HAPPY Mashramani Guyana! Today is a Sunday unlike any other. Today, the streets will be filled with people having a good time, because hey, it’s a celebration after hard work. What is even more spectacular (yes, even more than the extra holiday tomorrow), is that today, Guyana observed its 50th year as a Cooperative Republic.
Before the past few months, when I started reading more about the genesis of the Cooperative Republic, I will admit, I was ignorant of this. For me, it was always just a mere shift to a system of governance where the people and their elected representatives of a country, including an executive President, held the power. That is true of a Republic, but Guyana came to be more than a Republic, the country transformed into a Cooperative Republic.
Gaining independence was one thing, but in August 1969, Guyana’s political leaders agreed that for this country to pursue a development trajectory that was inclusive of all Guyanese- no matter class, creed, race or otherwise-the country would become this Cooperative Republic.
The “Cooperative” concretised the imperative of “One People, One Nation, One Destiny”, wherein each Guyanese was responsible for adding to the collective development of the country. This wasn’t an attempt to forge the elusive national unity by virtue of attempting to forget the differences that exist in Guyana’s myriad of social groups (a predisposition I once believed in). Instead, it recognised that each person, though different, could contribute to Guyana in their own meaningful way.
It was a vision outlined to usher in economic viability for Guyanese. It is no secret that political power is inextricably linked to economic power. And it is no secret that even with independence, the ‘small man’ was not going to be able to fully participate in the decision-making process. With this system, however, a higher degree of agency was afforded to the small Guyanese.
In so doing, a third sector of the economy was opened up. In addition to the public (government) and private sectors, the cooperative sector emerged. Now, let’s add some context here for the cooperative sector. Perhaps the most well-known, historical example of this was the village movement. The formerly enslaved Africans pooled their meagrely wages together and bought plantations from the white colonial masters. These plantations were later developed into villages and communities, which still stand tall today.
“In the first decade or so after 1970, hundreds of cooperative societies were established in Guyana in such sectors as small- and medium-scale farming, agro-processing, consumer marketing, and the transportation sector and a number of national institutions were created to support them,” Permanent Representative of the Co-operative Republic of Guyana to UN, Ambassador Rudolph M. Ten-Pow related, last February.

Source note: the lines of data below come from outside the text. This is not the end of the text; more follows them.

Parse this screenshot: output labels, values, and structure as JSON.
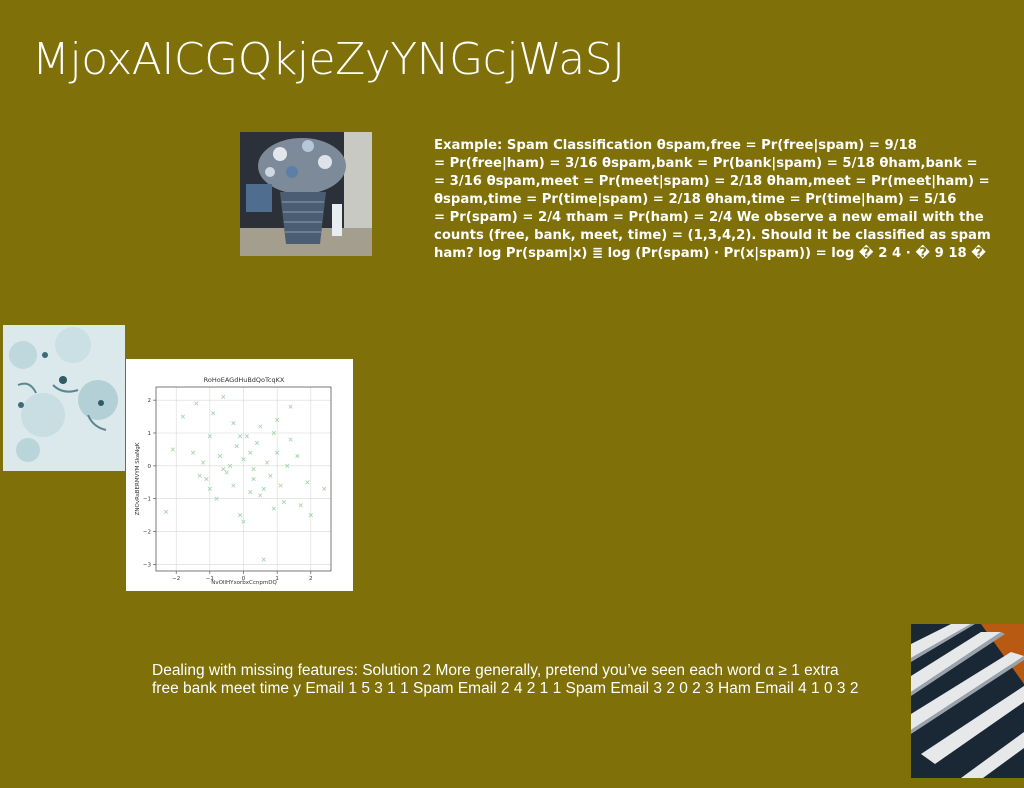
{
  "slide": {
    "title": "MjoxAICGQkjeZyYNGcjWaSJ",
    "example_lines": [
      "Example: Spam Classification θspam,free = Pr(free|spam) = 9/18",
      "= Pr(free|ham) = 3/16 θspam,bank = Pr(bank|spam) = 5/18 θham,bank =",
      "= 3/16 θspam,meet = Pr(meet|spam) = 2/18 θham,meet = Pr(meet|ham) =",
      "θspam,time = Pr(time|spam) = 2/18 θham,time = Pr(time|ham) = 5/16",
      "= Pr(spam) = 2/4 πham = Pr(ham) = 2/4 We observe a new email with the",
      "counts (free, bank, meet, time) = (1,3,4,2). Should it be classified as spam",
      "ham? log Pr(spam|x) ≣ log (Pr(spam) · Pr(x|spam)) = log � 2 4 · � 9 18 �"
    ],
    "bottom_lines": [
      "Dealing with missing features: Solution 2 More generally, pretend you’ve seen each word α ≥ 1 extra",
      "free bank meet time y Email 1 5 3 1 1 Spam Email 2 4 2 1 1 Spam Email 3 2 0 2 3 Ham Email 4 1 0 3 2"
    ]
  },
  "images": {
    "basket": "basket-photo",
    "wash": "watercolor-photo",
    "arch": "architecture-photo"
  },
  "colors": {
    "background": "#7f7009",
    "text": "#ffffff",
    "marker": "#9fd3a9"
  },
  "chart_data": {
    "type": "scatter",
    "title": "RoHoEAGdHuBdQoTcqKX",
    "xlabel": "NvOlIHYxorbxCcnpmDQ",
    "ylabel": "ZNOvRsBERMVYM SkaNgK",
    "xlim": [
      -2.6,
      2.6
    ],
    "ylim": [
      -3.2,
      2.4
    ],
    "xticks": [
      -2,
      -1,
      0,
      1,
      2
    ],
    "yticks": [
      -3,
      -2,
      -1,
      0,
      1,
      2
    ],
    "grid": true,
    "marker": "x",
    "points": [
      [
        -2.1,
        0.5
      ],
      [
        -2.3,
        -1.4
      ],
      [
        -1.8,
        1.5
      ],
      [
        -1.5,
        0.4
      ],
      [
        -1.4,
        1.9
      ],
      [
        -1.2,
        0.1
      ],
      [
        -1.1,
        -0.4
      ],
      [
        -1.0,
        -0.7
      ],
      [
        -1.0,
        0.9
      ],
      [
        -0.9,
        1.6
      ],
      [
        -0.8,
        -1.0
      ],
      [
        -0.7,
        0.3
      ],
      [
        -0.6,
        2.1
      ],
      [
        -0.5,
        -0.2
      ],
      [
        -0.4,
        0.0
      ],
      [
        -0.3,
        1.3
      ],
      [
        -0.3,
        -0.6
      ],
      [
        -0.2,
        0.6
      ],
      [
        -0.1,
        -1.5
      ],
      [
        0.0,
        0.2
      ],
      [
        0.0,
        -1.7
      ],
      [
        0.1,
        0.9
      ],
      [
        0.2,
        -0.8
      ],
      [
        0.2,
        0.4
      ],
      [
        0.3,
        -0.1
      ],
      [
        0.4,
        0.7
      ],
      [
        0.5,
        -0.9
      ],
      [
        0.5,
        1.2
      ],
      [
        0.6,
        -0.7
      ],
      [
        0.6,
        -2.85
      ],
      [
        0.7,
        0.1
      ],
      [
        0.8,
        -0.3
      ],
      [
        0.9,
        1.0
      ],
      [
        0.9,
        -1.3
      ],
      [
        1.0,
        1.4
      ],
      [
        1.0,
        0.4
      ],
      [
        1.1,
        -0.6
      ],
      [
        1.2,
        -1.1
      ],
      [
        1.3,
        0.0
      ],
      [
        1.4,
        0.8
      ],
      [
        1.4,
        1.8
      ],
      [
        1.6,
        0.3
      ],
      [
        1.7,
        -1.2
      ],
      [
        1.9,
        -0.5
      ],
      [
        2.0,
        -1.5
      ],
      [
        2.4,
        -0.7
      ],
      [
        -0.1,
        0.9
      ],
      [
        -0.6,
        -0.1
      ],
      [
        -1.3,
        -0.3
      ],
      [
        0.3,
        -0.4
      ]
    ]
  }
}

These national institutions included a Cooperative Bank, the Guyana National Cooperative Bank, which provided capital to cooperative societies. Additionally, he reminded that in 1973, the Kuru Kuru Cooperative College, which was established to strengthen the cooperative movement by providing inter-disciplinary outreach and extension programs that addressed the business aspects of cooperatives, including organization, financing, management, and marketing. Legislation was also enacted to provide a conducive environment for this landscape.
However, he did relate that the role of cooperatives in Guyana was not insusceptible to the negative economic impact of declining sugar prices, and a general decline in the local economy, thus, the cooperative sector contracted and was never brought back to that peak it was at then.
Guyana is the only country in the world where the development model of ‘cooperativism’ is captured in the official name of our country. It was a noble and novel undertaking 50 years ago but was never fully realised.
50 years later, the legacy of what once was and what could have been should still linger at the back of our heads. At a time when Guyana has only just begun lifting oil from beneath its shores and is set to be quite the wealthy country, at least on a per capita basis, it is critical to consider this developmental pathway once envisioned.
The creation of a Cooperative Republic had its groundings in the prevailing socialist ethos of the day. It advocated for the creation of a more egalitarian society. The merits of a socialist system and the capitalist system can be argued all day, but what is inarguable, in my opinion, is the need for Guyanese to remember this vision of being Cooperative. Internecine strife has stunted this country’s growth, and I am personally fed up with this, man. This Golden Jubilee really, really presents us with the opportunity to ‘Reflect, Celebrate and Transform.’